> WHAT THIS TASK INVOLVES:
Your copy of the entries must be exact, and it must not include the pictures.

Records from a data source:
★ ★ ★ ★ ★ ★ ★

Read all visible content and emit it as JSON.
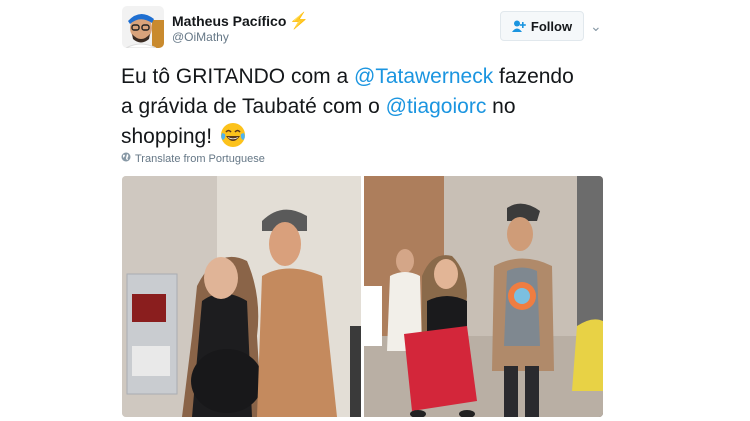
{
  "author": {
    "name": "Matheus Pacífico",
    "handle": "@OiMathy",
    "badge": "⚡"
  },
  "header": {
    "follow_label": "Follow",
    "chevron": "⌄"
  },
  "tweet": {
    "seg1": "Eu tô GRITANDO com a ",
    "mention1": "@Tatawerneck",
    "seg2": " fazendo a grávida de Taubaté com o ",
    "mention2": "@tiagoiorc",
    "seg3": " no shopping! ",
    "emoji_name": "face-with-tears-of-joy"
  },
  "translate": {
    "label": "Translate from Portuguese"
  },
  "colors": {
    "link": "#1b95e0",
    "text": "#14171a",
    "muted": "#657786",
    "stroller_red": "#d3263a"
  }
}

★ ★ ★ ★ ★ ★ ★

> SOLVED EXERCISE:
Read all visible content and emit it as JSON.
{
  "author": {
    "name": "Matheus Pacífico",
    "handle": "@OiMathy",
    "badge": "⚡"
  },
  "header": {
    "follow_label": "Follow",
    "chevron": "⌄"
  },
  "tweet": {
    "seg1": "Eu tô GRITANDO com a ",
    "mention1": "@Tatawerneck",
    "seg2": " fazendo a grávida de Taubaté com o ",
    "mention2": "@tiagoiorc",
    "seg3": " no shopping! ",
    "emoji_name": "face-with-tears-of-joy"
  },
  "translate": {
    "label": "Translate from Portuguese"
  },
  "colors": {
    "link": "#1b95e0",
    "text": "#14171a",
    "muted": "#657786",
    "stroller_red": "#d3263a"
  }
}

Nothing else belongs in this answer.